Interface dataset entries
=====

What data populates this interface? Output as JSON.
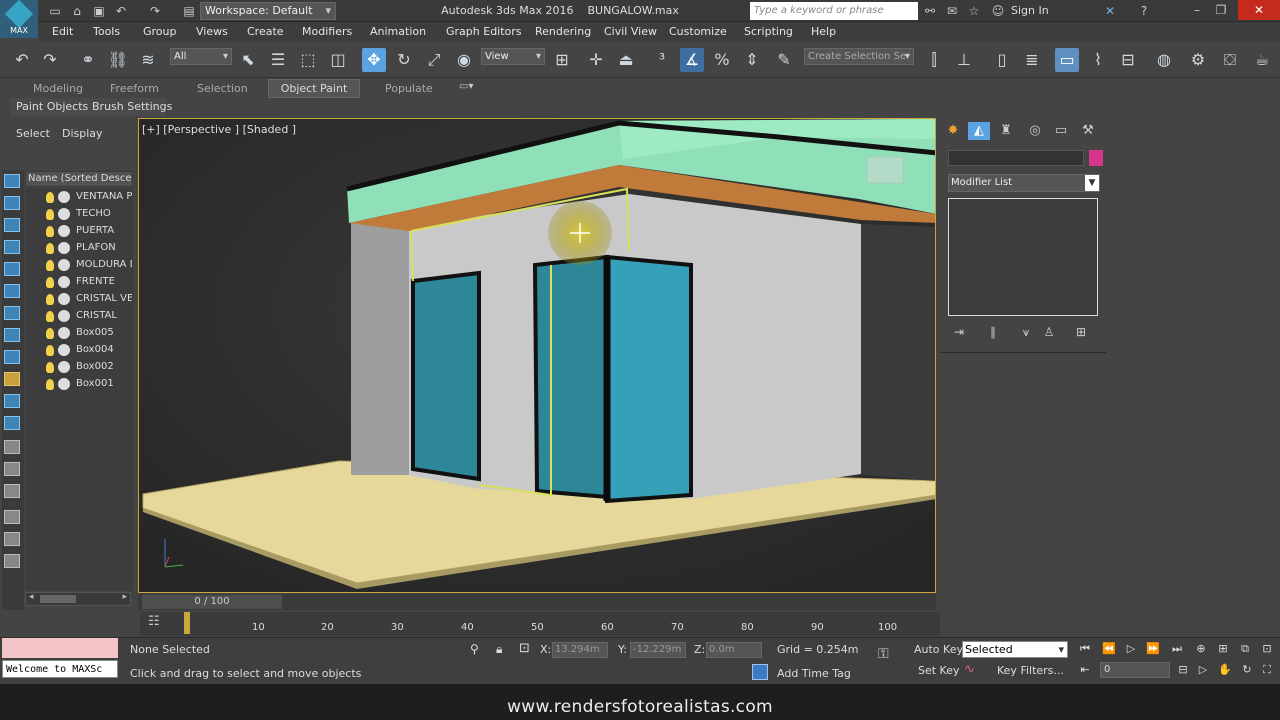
{
  "titlebar": {
    "logo_text": "MAX",
    "workspace": "Workspace: Default",
    "app_title": "Autodesk 3ds Max 2016",
    "file_name": "BUNGALOW.max",
    "search_placeholder": "Type a keyword or phrase",
    "sign_in": "Sign In"
  },
  "menu": [
    "Edit",
    "Tools",
    "Group",
    "Views",
    "Create",
    "Modifiers",
    "Animation",
    "Graph Editors",
    "Rendering",
    "Civil View",
    "Customize",
    "Scripting",
    "Help"
  ],
  "toolbar": {
    "selection_filter": "All",
    "ref_coord": "View",
    "named_selection": "Create Selection Se"
  },
  "ribbon": {
    "tabs": [
      "Modeling",
      "Freeform",
      "Selection",
      "Object Paint",
      "Populate"
    ],
    "active_tab": "Object Paint",
    "sub_items": [
      "Paint Objects",
      "Brush Settings"
    ]
  },
  "scene_explorer": {
    "tabs": [
      "Select",
      "Display"
    ],
    "column_header": "Name (Sorted Descend",
    "items": [
      "VENTANA P",
      "TECHO",
      "PUERTA",
      "PLAFON",
      "MOLDURA D",
      "FRENTE",
      "CRISTAL VE",
      "CRISTAL",
      "Box005",
      "Box004",
      "Box002",
      "Box001"
    ]
  },
  "viewport": {
    "label": "[+] [Perspective ] [Shaded ]"
  },
  "command_panel": {
    "modifier_list": "Modifier List",
    "name_color": "#d6368c"
  },
  "timeline": {
    "slider": "0 / 100",
    "ticks": [
      "10",
      "20",
      "30",
      "40",
      "50",
      "60",
      "70",
      "80",
      "90",
      "100"
    ]
  },
  "status": {
    "maxscript": "Welcome to MAXSc",
    "selection": "None Selected",
    "prompt": "Click and drag to select and move objects",
    "x_label": "X:",
    "x_value": "13.294m",
    "y_label": "Y:",
    "y_value": "-12.229m",
    "z_label": "Z:",
    "z_value": "0.0m",
    "grid": "Grid = 0.254m",
    "add_time_tag": "Add Time Tag",
    "auto_key": "Auto Key",
    "set_key": "Set Key",
    "key_mode": "Selected",
    "key_filters": "Key Filters...",
    "frame": "0"
  },
  "footer": {
    "watermark": "www.rendersfotorealistas.com"
  },
  "colors": {
    "accent": "#5aa3e0",
    "viewport_border": "#c9a83b",
    "roof_top": "#8fe0b8",
    "roof_fascia": "#c07a3a",
    "glass": "#2e97ad",
    "floor": "#e6d79a",
    "wall": "#c8c8c8"
  }
}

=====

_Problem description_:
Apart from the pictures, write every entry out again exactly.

_Reply to the exercise_:
What data populates this interface? Output as JSON.
{
  "titlebar": {
    "logo_text": "MAX",
    "workspace": "Workspace: Default",
    "app_title": "Autodesk 3ds Max 2016",
    "file_name": "BUNGALOW.max",
    "search_placeholder": "Type a keyword or phrase",
    "sign_in": "Sign In"
  },
  "menu": [
    "Edit",
    "Tools",
    "Group",
    "Views",
    "Create",
    "Modifiers",
    "Animation",
    "Graph Editors",
    "Rendering",
    "Civil View",
    "Customize",
    "Scripting",
    "Help"
  ],
  "toolbar": {
    "selection_filter": "All",
    "ref_coord": "View",
    "named_selection": "Create Selection Se"
  },
  "ribbon": {
    "tabs": [
      "Modeling",
      "Freeform",
      "Selection",
      "Object Paint",
      "Populate"
    ],
    "active_tab": "Object Paint",
    "sub_items": [
      "Paint Objects",
      "Brush Settings"
    ]
  },
  "scene_explorer": {
    "tabs": [
      "Select",
      "Display"
    ],
    "column_header": "Name (Sorted Descend",
    "items": [
      "VENTANA P",
      "TECHO",
      "PUERTA",
      "PLAFON",
      "MOLDURA D",
      "FRENTE",
      "CRISTAL VE",
      "CRISTAL",
      "Box005",
      "Box004",
      "Box002",
      "Box001"
    ]
  },
  "viewport": {
    "label": "[+] [Perspective ] [Shaded ]"
  },
  "command_panel": {
    "modifier_list": "Modifier List",
    "name_color": "#d6368c"
  },
  "timeline": {
    "slider": "0 / 100",
    "ticks": [
      "10",
      "20",
      "30",
      "40",
      "50",
      "60",
      "70",
      "80",
      "90",
      "100"
    ]
  },
  "status": {
    "maxscript": "Welcome to MAXSc",
    "selection": "None Selected",
    "prompt": "Click and drag to select and move objects",
    "x_label": "X:",
    "x_value": "13.294m",
    "y_label": "Y:",
    "y_value": "-12.229m",
    "z_label": "Z:",
    "z_value": "0.0m",
    "grid": "Grid = 0.254m",
    "add_time_tag": "Add Time Tag",
    "auto_key": "Auto Key",
    "set_key": "Set Key",
    "key_mode": "Selected",
    "key_filters": "Key Filters...",
    "frame": "0"
  },
  "footer": {
    "watermark": "www.rendersfotorealistas.com"
  },
  "colors": {
    "accent": "#5aa3e0",
    "viewport_border": "#c9a83b",
    "roof_top": "#8fe0b8",
    "roof_fascia": "#c07a3a",
    "glass": "#2e97ad",
    "floor": "#e6d79a",
    "wall": "#c8c8c8"
  }
}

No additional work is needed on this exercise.